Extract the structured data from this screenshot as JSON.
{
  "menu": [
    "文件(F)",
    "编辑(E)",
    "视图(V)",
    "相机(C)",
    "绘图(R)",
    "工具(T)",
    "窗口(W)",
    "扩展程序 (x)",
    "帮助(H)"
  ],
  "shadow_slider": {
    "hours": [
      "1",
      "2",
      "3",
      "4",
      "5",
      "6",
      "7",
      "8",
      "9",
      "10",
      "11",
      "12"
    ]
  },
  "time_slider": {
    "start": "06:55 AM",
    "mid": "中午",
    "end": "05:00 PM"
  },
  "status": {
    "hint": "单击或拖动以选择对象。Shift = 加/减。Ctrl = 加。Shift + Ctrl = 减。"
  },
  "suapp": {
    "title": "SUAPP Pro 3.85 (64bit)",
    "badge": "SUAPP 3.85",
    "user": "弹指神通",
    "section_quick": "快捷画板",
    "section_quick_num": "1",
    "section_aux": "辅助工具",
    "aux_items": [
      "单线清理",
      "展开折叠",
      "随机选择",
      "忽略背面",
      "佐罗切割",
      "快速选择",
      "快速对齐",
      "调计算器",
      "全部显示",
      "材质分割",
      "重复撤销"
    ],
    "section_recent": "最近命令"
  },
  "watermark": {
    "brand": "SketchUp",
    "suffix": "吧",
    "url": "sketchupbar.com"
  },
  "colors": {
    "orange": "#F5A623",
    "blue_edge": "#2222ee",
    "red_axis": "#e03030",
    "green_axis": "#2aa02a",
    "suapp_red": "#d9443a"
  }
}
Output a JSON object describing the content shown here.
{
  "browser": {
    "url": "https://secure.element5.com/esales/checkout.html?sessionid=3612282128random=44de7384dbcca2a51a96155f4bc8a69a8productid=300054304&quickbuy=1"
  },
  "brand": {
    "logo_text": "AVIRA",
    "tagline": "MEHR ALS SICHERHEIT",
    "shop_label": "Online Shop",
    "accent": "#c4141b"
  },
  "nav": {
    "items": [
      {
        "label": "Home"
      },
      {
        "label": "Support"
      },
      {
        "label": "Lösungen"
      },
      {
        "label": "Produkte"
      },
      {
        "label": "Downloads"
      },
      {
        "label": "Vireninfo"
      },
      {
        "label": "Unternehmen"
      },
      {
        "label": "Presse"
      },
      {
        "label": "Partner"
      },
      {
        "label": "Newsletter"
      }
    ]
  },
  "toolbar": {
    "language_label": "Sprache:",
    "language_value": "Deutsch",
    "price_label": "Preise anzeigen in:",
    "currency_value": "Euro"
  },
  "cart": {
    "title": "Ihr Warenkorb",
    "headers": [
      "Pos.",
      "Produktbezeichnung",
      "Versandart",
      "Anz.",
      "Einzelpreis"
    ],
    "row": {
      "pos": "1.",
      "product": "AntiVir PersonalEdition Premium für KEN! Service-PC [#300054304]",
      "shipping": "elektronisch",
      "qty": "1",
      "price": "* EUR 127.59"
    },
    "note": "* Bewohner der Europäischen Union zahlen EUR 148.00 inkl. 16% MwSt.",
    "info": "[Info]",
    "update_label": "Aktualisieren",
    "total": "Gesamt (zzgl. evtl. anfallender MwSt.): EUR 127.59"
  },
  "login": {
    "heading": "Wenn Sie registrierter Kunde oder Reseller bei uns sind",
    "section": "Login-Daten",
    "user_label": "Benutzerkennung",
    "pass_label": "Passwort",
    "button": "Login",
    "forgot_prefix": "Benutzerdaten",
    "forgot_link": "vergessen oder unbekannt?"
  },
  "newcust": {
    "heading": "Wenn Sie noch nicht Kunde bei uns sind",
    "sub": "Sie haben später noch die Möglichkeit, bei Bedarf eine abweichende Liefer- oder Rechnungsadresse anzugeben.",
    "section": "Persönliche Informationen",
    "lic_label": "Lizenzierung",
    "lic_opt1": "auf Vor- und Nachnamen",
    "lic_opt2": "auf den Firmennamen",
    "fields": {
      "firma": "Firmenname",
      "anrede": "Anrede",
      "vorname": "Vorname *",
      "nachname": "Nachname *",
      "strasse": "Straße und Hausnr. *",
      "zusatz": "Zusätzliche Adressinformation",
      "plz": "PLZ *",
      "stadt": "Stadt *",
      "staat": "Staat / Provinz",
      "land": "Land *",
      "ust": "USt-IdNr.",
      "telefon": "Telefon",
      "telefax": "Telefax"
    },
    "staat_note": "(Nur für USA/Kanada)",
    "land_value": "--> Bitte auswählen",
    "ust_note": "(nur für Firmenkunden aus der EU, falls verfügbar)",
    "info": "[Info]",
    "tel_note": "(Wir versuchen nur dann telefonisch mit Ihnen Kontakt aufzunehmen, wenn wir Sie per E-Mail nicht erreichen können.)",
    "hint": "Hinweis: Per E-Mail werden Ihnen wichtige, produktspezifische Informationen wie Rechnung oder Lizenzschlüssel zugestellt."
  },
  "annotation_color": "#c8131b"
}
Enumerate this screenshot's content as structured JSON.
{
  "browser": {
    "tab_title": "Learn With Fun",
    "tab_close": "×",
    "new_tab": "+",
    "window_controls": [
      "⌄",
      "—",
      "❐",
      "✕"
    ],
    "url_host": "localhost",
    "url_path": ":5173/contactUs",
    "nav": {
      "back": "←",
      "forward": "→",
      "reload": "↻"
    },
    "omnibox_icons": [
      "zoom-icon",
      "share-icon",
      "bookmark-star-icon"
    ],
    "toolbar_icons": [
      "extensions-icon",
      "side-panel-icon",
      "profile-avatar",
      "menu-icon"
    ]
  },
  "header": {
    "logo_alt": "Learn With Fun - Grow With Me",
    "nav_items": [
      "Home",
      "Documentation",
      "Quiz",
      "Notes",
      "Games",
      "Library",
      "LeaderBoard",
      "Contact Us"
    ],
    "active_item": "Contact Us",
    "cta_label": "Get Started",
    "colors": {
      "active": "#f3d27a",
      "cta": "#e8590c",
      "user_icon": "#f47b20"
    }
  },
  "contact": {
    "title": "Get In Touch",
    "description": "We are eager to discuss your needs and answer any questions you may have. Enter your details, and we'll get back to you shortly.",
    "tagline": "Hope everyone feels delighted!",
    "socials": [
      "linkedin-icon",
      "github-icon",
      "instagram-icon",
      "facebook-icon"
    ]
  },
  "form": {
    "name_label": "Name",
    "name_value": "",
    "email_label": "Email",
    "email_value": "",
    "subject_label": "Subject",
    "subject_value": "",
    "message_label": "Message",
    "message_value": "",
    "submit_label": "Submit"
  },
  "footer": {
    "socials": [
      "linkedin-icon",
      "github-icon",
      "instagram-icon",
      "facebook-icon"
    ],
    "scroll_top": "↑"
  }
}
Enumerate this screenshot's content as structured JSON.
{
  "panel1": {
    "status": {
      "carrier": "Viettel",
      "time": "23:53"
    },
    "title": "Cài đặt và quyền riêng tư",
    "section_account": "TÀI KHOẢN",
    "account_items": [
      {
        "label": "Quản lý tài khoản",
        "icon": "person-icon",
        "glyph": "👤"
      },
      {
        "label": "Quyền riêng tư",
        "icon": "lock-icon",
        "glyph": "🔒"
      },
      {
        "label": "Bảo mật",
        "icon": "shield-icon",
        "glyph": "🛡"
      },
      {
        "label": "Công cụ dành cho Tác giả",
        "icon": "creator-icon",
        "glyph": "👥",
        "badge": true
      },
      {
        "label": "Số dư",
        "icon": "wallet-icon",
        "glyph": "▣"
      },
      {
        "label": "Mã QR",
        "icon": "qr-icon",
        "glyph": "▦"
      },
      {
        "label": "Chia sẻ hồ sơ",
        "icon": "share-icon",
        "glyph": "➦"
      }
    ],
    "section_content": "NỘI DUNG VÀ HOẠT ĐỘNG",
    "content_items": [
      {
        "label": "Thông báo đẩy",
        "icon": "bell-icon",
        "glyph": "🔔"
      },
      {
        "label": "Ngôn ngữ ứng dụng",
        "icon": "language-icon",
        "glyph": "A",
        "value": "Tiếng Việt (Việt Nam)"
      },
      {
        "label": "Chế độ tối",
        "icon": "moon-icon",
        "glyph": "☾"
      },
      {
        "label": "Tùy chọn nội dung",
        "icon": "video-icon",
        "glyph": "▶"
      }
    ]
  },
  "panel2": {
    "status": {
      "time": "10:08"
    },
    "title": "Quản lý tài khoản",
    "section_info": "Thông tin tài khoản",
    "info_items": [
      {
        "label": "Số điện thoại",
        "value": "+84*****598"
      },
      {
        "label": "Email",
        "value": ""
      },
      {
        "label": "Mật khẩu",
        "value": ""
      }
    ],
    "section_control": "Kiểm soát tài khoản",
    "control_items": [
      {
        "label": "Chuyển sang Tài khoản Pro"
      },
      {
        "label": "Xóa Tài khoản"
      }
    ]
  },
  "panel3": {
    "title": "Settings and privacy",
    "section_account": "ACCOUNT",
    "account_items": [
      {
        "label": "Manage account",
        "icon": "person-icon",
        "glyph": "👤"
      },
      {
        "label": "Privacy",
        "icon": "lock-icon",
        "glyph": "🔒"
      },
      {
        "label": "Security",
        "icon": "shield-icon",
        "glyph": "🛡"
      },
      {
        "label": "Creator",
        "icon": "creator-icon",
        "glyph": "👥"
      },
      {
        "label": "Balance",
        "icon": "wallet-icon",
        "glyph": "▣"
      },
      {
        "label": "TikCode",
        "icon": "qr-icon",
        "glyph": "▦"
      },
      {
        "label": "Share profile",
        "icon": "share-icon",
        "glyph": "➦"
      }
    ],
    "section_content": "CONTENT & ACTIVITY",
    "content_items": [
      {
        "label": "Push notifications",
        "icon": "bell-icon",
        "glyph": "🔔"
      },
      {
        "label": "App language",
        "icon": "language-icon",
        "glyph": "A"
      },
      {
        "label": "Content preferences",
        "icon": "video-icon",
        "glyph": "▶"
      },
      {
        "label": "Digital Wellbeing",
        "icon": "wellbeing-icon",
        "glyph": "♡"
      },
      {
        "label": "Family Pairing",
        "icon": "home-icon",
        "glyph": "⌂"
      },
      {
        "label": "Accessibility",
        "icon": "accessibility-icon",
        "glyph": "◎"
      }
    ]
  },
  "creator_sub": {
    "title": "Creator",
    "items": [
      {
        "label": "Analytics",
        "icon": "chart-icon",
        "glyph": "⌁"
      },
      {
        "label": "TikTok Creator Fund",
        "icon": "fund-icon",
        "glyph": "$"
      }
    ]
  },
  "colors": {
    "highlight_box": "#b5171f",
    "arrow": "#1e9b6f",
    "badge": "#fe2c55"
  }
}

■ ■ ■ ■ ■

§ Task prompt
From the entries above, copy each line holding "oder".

§ Result of the task
    "heading": "Wenn Sie registrierter Kunde oder Reseller bei uns sind",
    "forgot_link": "vergessen oder unbekannt?"
    "sub": "Sie haben später noch die Möglichkeit, bei Bedarf eine abweichende Liefer- oder Rechnungsadresse anzugeben.",
    "hint": "Hinweis: Per E-Mail werden Ihnen wichtige, produktspezifische Informationen wie Rechnung oder Lizenzschlüssel zugestellt."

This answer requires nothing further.